All said and done, and without any drastic changes for good or ill, I’d have to give The New World 3.5 buns, with a potential (and strong) argument for 4.
The book, even in it’s draft form, has a lot going for it: it’s a region that adds depth to the world of Terra that was unexplored in the 1st Edition of the game, it’s a region that is seldom explored in conventional tabletop games, it approaches the region in a non-stereotypical (i.e. “native savage”) way that pays respect to history, and it adds a number of tools for both players and GMs.
That said, it does suffer the same pitfalls that we’ve been seeing in 7th Sea 2nd Edition, namely recycled plot elements, a bit of power creep with Duelist styles, a further emphasis on mechanical additions that could/should be handled at the speed of plot, and introducing elements that were either not previously described or not giving enough information on these elements to be viable at a gaming table. I’m critical of all of these as it’s becoming formulaic for 7th Sea 2nd Edition materials, and I would have hoped that we’d see more now that it’s been over a year of materials getting out to backers.
If you’ve been enjoying 7th Sea so far, or if you want to have a game that focuses on South America, this book is a must-have (and therefore a 4 star book, at least).
If you’re feeling eh on the formulaic approach to 7th Sea stories so far and have been growing weary of the reskinned elements and power creep, then you may want to give it a pass. I’d still suggest getting the PDF due to the useful resources that could be reskinned for others games or for your mainstay 7th Sea game.
Honestly, if this was a stand-alone game and didn’t have the swashbuckling shoe-horned in, I would say it is a must-read and have given it that solid 4, but alas…
The New World was sent out to backers as a draft copy on September 28th, and is expected to be available in October (I’d guess a November launch on the store).
As always, I have plenty of irons in the fire, and I am doing my best to get things reviewed for you all as soon as possible.
That said, some items on the docket:
- Dragons Conquer America has a Kickstarter going live on November 1st, and will be created by Burning Games. This game also covers South America, and the people behind it and the company are pretty cool individuals. The company is pretty small, but they have an interesting core mechanic that they’ve used to make a sci-fi game, and it’s looking rather intriguing. You should go and check them out.
I’ll be giving a review of their Quickstart rules next week if you want to see some nitty gritty details while not wanting to read over 100 pages of information.
And trust me, you won’t be needing piles of dice to run this game.
- My wife is a huge fan of the Heart and Brain comics from Awkward Yeti, and nearly demanded that we back the Kickstarter for the game Heart and Brain: The Ultimate Battle of Wits.
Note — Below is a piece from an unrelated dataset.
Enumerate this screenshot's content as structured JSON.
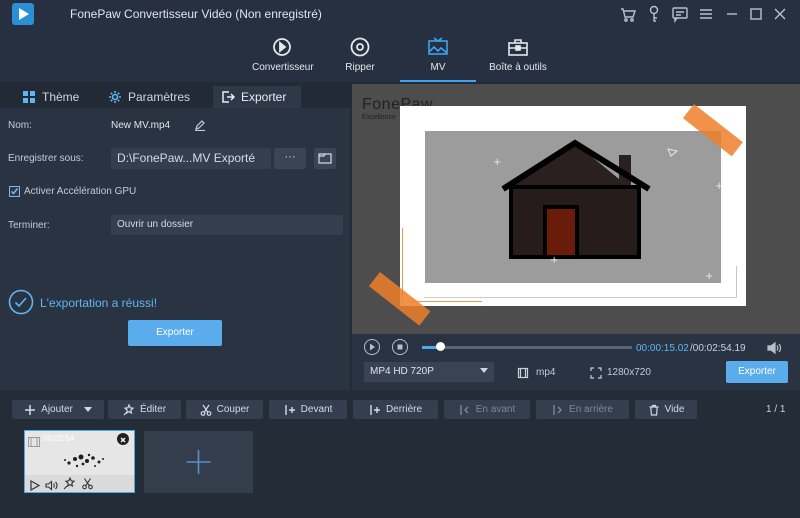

I’ve backed it, and once it is in hand, expect another review! It is live for the next two weeks, so if you want it, grab it now!
- Speaking of Kickstarter, earlier this year, Toy Vault announced they were going to release a Princess Bride RPG. Yes, you read that right. It is now official that they will be doing a Kickstarter for it. Inconcievable? I think not! There’s a shortage of perfect games in the world; it’d be a shame if this falls short.
The game will be written by Steffan O’Sullivan, the creator of Fudge, and this game will be using that very mechanic. I’ll be joining the ranks of those storming the castle and getting this funded. Will you?
- As previously mentioned, I did back the Khitai Kickstarter, mostly to see this train of 7th Sea to it’s final destination. Due to other projects that have greatly impacted my funding, as well as some disenchantment with the franchise, I’m only backing it to get the PDFs at this time. That Kickstarter will run for another 32 days after this post goes live.
More games (and reviews!) are still on the horizon; I just need to find time to finish reading them! Stay tuned!